Entries taken from a collection
>>>>
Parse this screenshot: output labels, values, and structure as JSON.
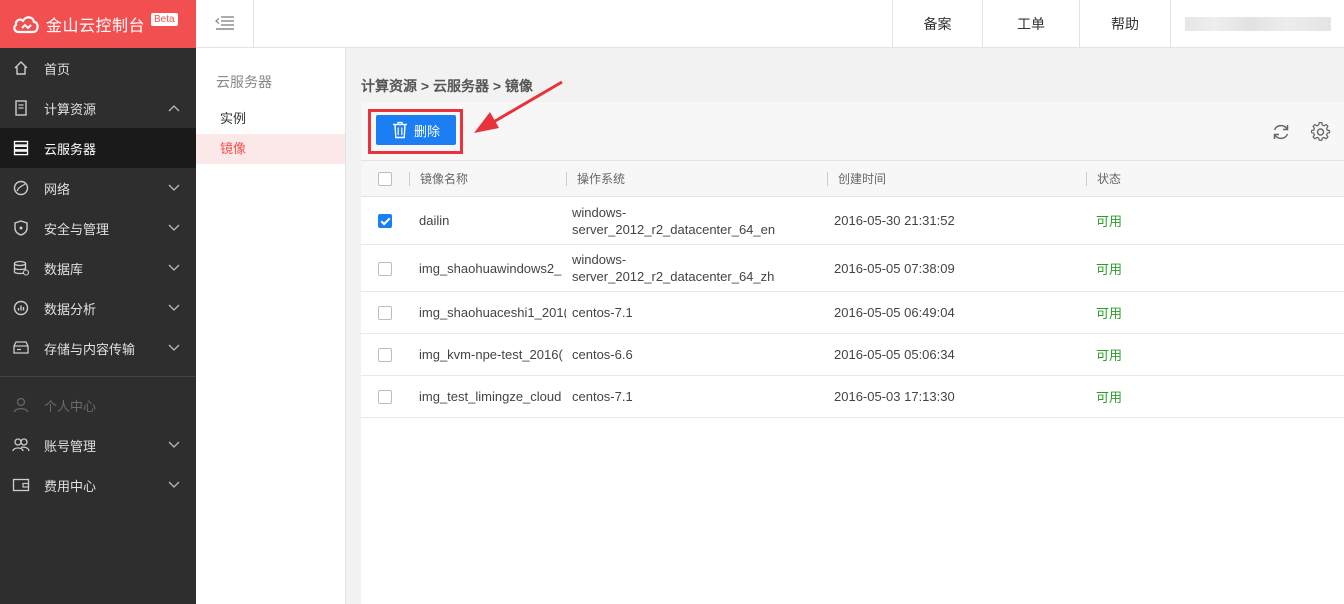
{
  "brand": {
    "title": "金山云控制台",
    "badge": "Beta"
  },
  "nav": {
    "items": [
      {
        "label": "首页",
        "icon": "home-icon"
      },
      {
        "label": "计算资源",
        "icon": "server-doc-icon",
        "chevron": "up"
      },
      {
        "label": "云服务器",
        "icon": "server-stack-icon",
        "active": true
      },
      {
        "label": "网络",
        "icon": "network-icon",
        "chevron": "down"
      },
      {
        "label": "安全与管理",
        "icon": "shield-icon",
        "chevron": "down"
      },
      {
        "label": "数据库",
        "icon": "database-icon",
        "chevron": "down"
      },
      {
        "label": "数据分析",
        "icon": "analytics-icon",
        "chevron": "down"
      },
      {
        "label": "存储与内容传输",
        "icon": "storage-icon",
        "chevron": "down"
      }
    ],
    "personal": [
      {
        "label": "个人中心",
        "icon": "user-icon",
        "disabled": true
      },
      {
        "label": "账号管理",
        "icon": "users-icon",
        "chevron": "down"
      },
      {
        "label": "费用中心",
        "icon": "wallet-icon",
        "chevron": "down"
      }
    ]
  },
  "header": {
    "beian": "备案",
    "gongdan": "工单",
    "help": "帮助"
  },
  "subnav": {
    "title": "云服务器",
    "items": [
      {
        "label": "实例"
      },
      {
        "label": "镜像",
        "active": true
      }
    ]
  },
  "breadcrumb": "计算资源 > 云服务器 > 镜像",
  "toolbar": {
    "delete_label": "删除"
  },
  "table": {
    "columns": {
      "name": "镜像名称",
      "os": "操作系统",
      "created": "创建时间",
      "status": "状态"
    },
    "rows": [
      {
        "checked": true,
        "name": "dailin",
        "os": "windows-server_2012_r2_datacenter_64_en",
        "created": "2016-05-30 21:31:52",
        "status": "可用"
      },
      {
        "checked": false,
        "name": "img_shaohuawindows2_",
        "os": "windows-server_2012_r2_datacenter_64_zh",
        "created": "2016-05-05 07:38:09",
        "status": "可用"
      },
      {
        "checked": false,
        "name": "img_shaohuaceshi1_201(",
        "os": "centos-7.1",
        "created": "2016-05-05 06:49:04",
        "status": "可用"
      },
      {
        "checked": false,
        "name": "img_kvm-npe-test_2016(",
        "os": "centos-6.6",
        "created": "2016-05-05 05:06:34",
        "status": "可用"
      },
      {
        "checked": false,
        "name": "img_test_limingze_cloud",
        "os": "centos-7.1",
        "created": "2016-05-03 17:13:30",
        "status": "可用"
      }
    ]
  },
  "colors": {
    "brand_red": "#f25050",
    "primary_blue": "#1b7ff3",
    "status_green": "#2a9d2a",
    "annotation_red": "#e8323c"
  }
}
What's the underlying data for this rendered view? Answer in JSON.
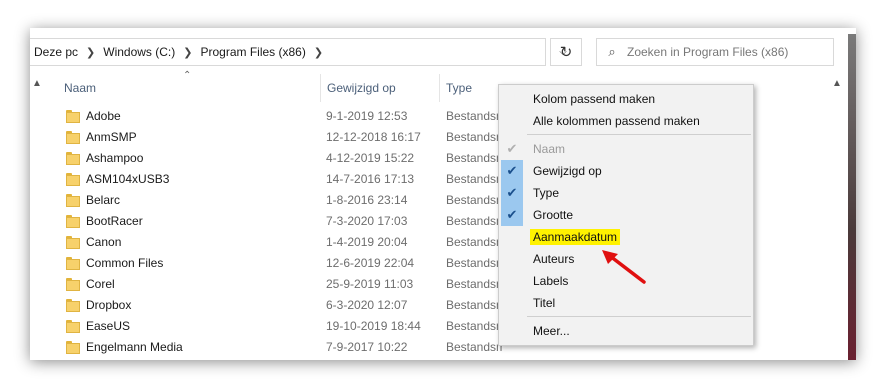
{
  "breadcrumb": {
    "items": [
      "Deze pc",
      "Windows (C:)",
      "Program Files (x86)"
    ]
  },
  "search": {
    "placeholder": "Zoeken in Program Files (x86)"
  },
  "columns": {
    "name": "Naam",
    "modified": "Gewijzigd op",
    "type": "Type"
  },
  "rows": [
    {
      "name": "Adobe",
      "date": "9-1-2019 12:53",
      "type": "Bestandsmap"
    },
    {
      "name": "AnmSMP",
      "date": "12-12-2018 16:17",
      "type": "Bestandsmap"
    },
    {
      "name": "Ashampoo",
      "date": "4-12-2019 15:22",
      "type": "Bestandsmap"
    },
    {
      "name": "ASM104xUSB3",
      "date": "14-7-2016 17:13",
      "type": "Bestandsmap"
    },
    {
      "name": "Belarc",
      "date": "1-8-2016 23:14",
      "type": "Bestandsmap"
    },
    {
      "name": "BootRacer",
      "date": "7-3-2020 17:03",
      "type": "Bestandsmap"
    },
    {
      "name": "Canon",
      "date": "1-4-2019 20:04",
      "type": "Bestandsmap"
    },
    {
      "name": "Common Files",
      "date": "12-6-2019 22:04",
      "type": "Bestandsmap"
    },
    {
      "name": "Corel",
      "date": "25-9-2019 11:03",
      "type": "Bestandsmap"
    },
    {
      "name": "Dropbox",
      "date": "6-3-2020 12:07",
      "type": "Bestandsmap"
    },
    {
      "name": "EaseUS",
      "date": "19-10-2019 18:44",
      "type": "Bestandsmap"
    },
    {
      "name": "Engelmann Media",
      "date": "7-9-2017 10:22",
      "type": "Bestandsmap"
    }
  ],
  "menu": {
    "fit_column": "Kolom passend maken",
    "fit_all": "Alle kolommen passend maken",
    "naam": "Naam",
    "gewijzigd": "Gewijzigd op",
    "type": "Type",
    "grootte": "Grootte",
    "aanmaakdatum": "Aanmaakdatum",
    "auteurs": "Auteurs",
    "labels": "Labels",
    "titel": "Titel",
    "meer": "Meer..."
  },
  "colors": {
    "highlight": "#fff200",
    "check_bg": "#9bc8ef",
    "arrow": "#e01010"
  }
}
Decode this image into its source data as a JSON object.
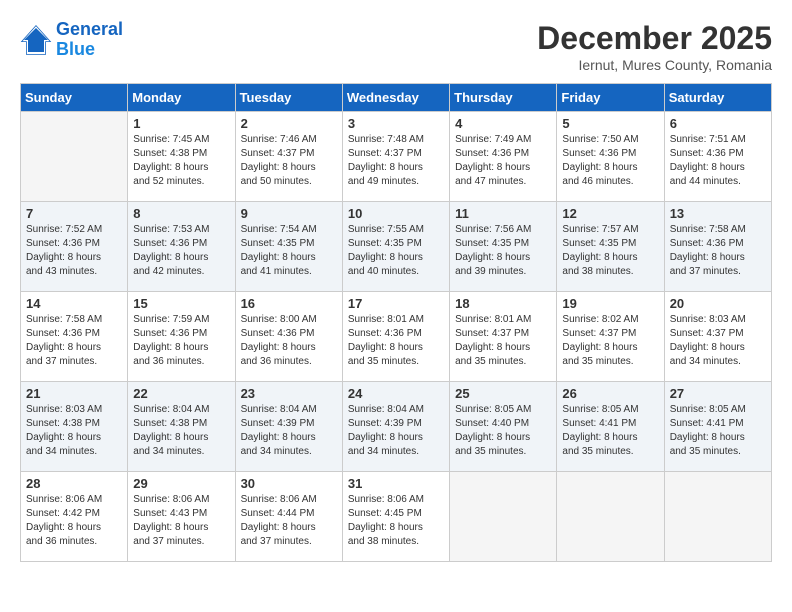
{
  "logo": {
    "line1": "General",
    "line2": "Blue"
  },
  "title": "December 2025",
  "location": "Iernut, Mures County, Romania",
  "days_of_week": [
    "Sunday",
    "Monday",
    "Tuesday",
    "Wednesday",
    "Thursday",
    "Friday",
    "Saturday"
  ],
  "weeks": [
    [
      {
        "day": "",
        "empty": true
      },
      {
        "day": "1",
        "sunrise": "Sunrise: 7:45 AM",
        "sunset": "Sunset: 4:38 PM",
        "daylight": "Daylight: 8 hours and 52 minutes."
      },
      {
        "day": "2",
        "sunrise": "Sunrise: 7:46 AM",
        "sunset": "Sunset: 4:37 PM",
        "daylight": "Daylight: 8 hours and 50 minutes."
      },
      {
        "day": "3",
        "sunrise": "Sunrise: 7:48 AM",
        "sunset": "Sunset: 4:37 PM",
        "daylight": "Daylight: 8 hours and 49 minutes."
      },
      {
        "day": "4",
        "sunrise": "Sunrise: 7:49 AM",
        "sunset": "Sunset: 4:36 PM",
        "daylight": "Daylight: 8 hours and 47 minutes."
      },
      {
        "day": "5",
        "sunrise": "Sunrise: 7:50 AM",
        "sunset": "Sunset: 4:36 PM",
        "daylight": "Daylight: 8 hours and 46 minutes."
      },
      {
        "day": "6",
        "sunrise": "Sunrise: 7:51 AM",
        "sunset": "Sunset: 4:36 PM",
        "daylight": "Daylight: 8 hours and 44 minutes."
      }
    ],
    [
      {
        "day": "7",
        "sunrise": "Sunrise: 7:52 AM",
        "sunset": "Sunset: 4:36 PM",
        "daylight": "Daylight: 8 hours and 43 minutes."
      },
      {
        "day": "8",
        "sunrise": "Sunrise: 7:53 AM",
        "sunset": "Sunset: 4:36 PM",
        "daylight": "Daylight: 8 hours and 42 minutes."
      },
      {
        "day": "9",
        "sunrise": "Sunrise: 7:54 AM",
        "sunset": "Sunset: 4:35 PM",
        "daylight": "Daylight: 8 hours and 41 minutes."
      },
      {
        "day": "10",
        "sunrise": "Sunrise: 7:55 AM",
        "sunset": "Sunset: 4:35 PM",
        "daylight": "Daylight: 8 hours and 40 minutes."
      },
      {
        "day": "11",
        "sunrise": "Sunrise: 7:56 AM",
        "sunset": "Sunset: 4:35 PM",
        "daylight": "Daylight: 8 hours and 39 minutes."
      },
      {
        "day": "12",
        "sunrise": "Sunrise: 7:57 AM",
        "sunset": "Sunset: 4:35 PM",
        "daylight": "Daylight: 8 hours and 38 minutes."
      },
      {
        "day": "13",
        "sunrise": "Sunrise: 7:58 AM",
        "sunset": "Sunset: 4:36 PM",
        "daylight": "Daylight: 8 hours and 37 minutes."
      }
    ],
    [
      {
        "day": "14",
        "sunrise": "Sunrise: 7:58 AM",
        "sunset": "Sunset: 4:36 PM",
        "daylight": "Daylight: 8 hours and 37 minutes."
      },
      {
        "day": "15",
        "sunrise": "Sunrise: 7:59 AM",
        "sunset": "Sunset: 4:36 PM",
        "daylight": "Daylight: 8 hours and 36 minutes."
      },
      {
        "day": "16",
        "sunrise": "Sunrise: 8:00 AM",
        "sunset": "Sunset: 4:36 PM",
        "daylight": "Daylight: 8 hours and 36 minutes."
      },
      {
        "day": "17",
        "sunrise": "Sunrise: 8:01 AM",
        "sunset": "Sunset: 4:36 PM",
        "daylight": "Daylight: 8 hours and 35 minutes."
      },
      {
        "day": "18",
        "sunrise": "Sunrise: 8:01 AM",
        "sunset": "Sunset: 4:37 PM",
        "daylight": "Daylight: 8 hours and 35 minutes."
      },
      {
        "day": "19",
        "sunrise": "Sunrise: 8:02 AM",
        "sunset": "Sunset: 4:37 PM",
        "daylight": "Daylight: 8 hours and 35 minutes."
      },
      {
        "day": "20",
        "sunrise": "Sunrise: 8:03 AM",
        "sunset": "Sunset: 4:37 PM",
        "daylight": "Daylight: 8 hours and 34 minutes."
      }
    ],
    [
      {
        "day": "21",
        "sunrise": "Sunrise: 8:03 AM",
        "sunset": "Sunset: 4:38 PM",
        "daylight": "Daylight: 8 hours and 34 minutes."
      },
      {
        "day": "22",
        "sunrise": "Sunrise: 8:04 AM",
        "sunset": "Sunset: 4:38 PM",
        "daylight": "Daylight: 8 hours and 34 minutes."
      },
      {
        "day": "23",
        "sunrise": "Sunrise: 8:04 AM",
        "sunset": "Sunset: 4:39 PM",
        "daylight": "Daylight: 8 hours and 34 minutes."
      },
      {
        "day": "24",
        "sunrise": "Sunrise: 8:04 AM",
        "sunset": "Sunset: 4:39 PM",
        "daylight": "Daylight: 8 hours and 34 minutes."
      },
      {
        "day": "25",
        "sunrise": "Sunrise: 8:05 AM",
        "sunset": "Sunset: 4:40 PM",
        "daylight": "Daylight: 8 hours and 35 minutes."
      },
      {
        "day": "26",
        "sunrise": "Sunrise: 8:05 AM",
        "sunset": "Sunset: 4:41 PM",
        "daylight": "Daylight: 8 hours and 35 minutes."
      },
      {
        "day": "27",
        "sunrise": "Sunrise: 8:05 AM",
        "sunset": "Sunset: 4:41 PM",
        "daylight": "Daylight: 8 hours and 35 minutes."
      }
    ],
    [
      {
        "day": "28",
        "sunrise": "Sunrise: 8:06 AM",
        "sunset": "Sunset: 4:42 PM",
        "daylight": "Daylight: 8 hours and 36 minutes."
      },
      {
        "day": "29",
        "sunrise": "Sunrise: 8:06 AM",
        "sunset": "Sunset: 4:43 PM",
        "daylight": "Daylight: 8 hours and 37 minutes."
      },
      {
        "day": "30",
        "sunrise": "Sunrise: 8:06 AM",
        "sunset": "Sunset: 4:44 PM",
        "daylight": "Daylight: 8 hours and 37 minutes."
      },
      {
        "day": "31",
        "sunrise": "Sunrise: 8:06 AM",
        "sunset": "Sunset: 4:45 PM",
        "daylight": "Daylight: 8 hours and 38 minutes."
      },
      {
        "day": "",
        "empty": true
      },
      {
        "day": "",
        "empty": true
      },
      {
        "day": "",
        "empty": true
      }
    ]
  ]
}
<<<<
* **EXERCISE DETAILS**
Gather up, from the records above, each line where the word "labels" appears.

* **EXPECTED ANSWER**
Parse this screenshot: output labels, values, and structure as JSON.
    "labels": "Labels",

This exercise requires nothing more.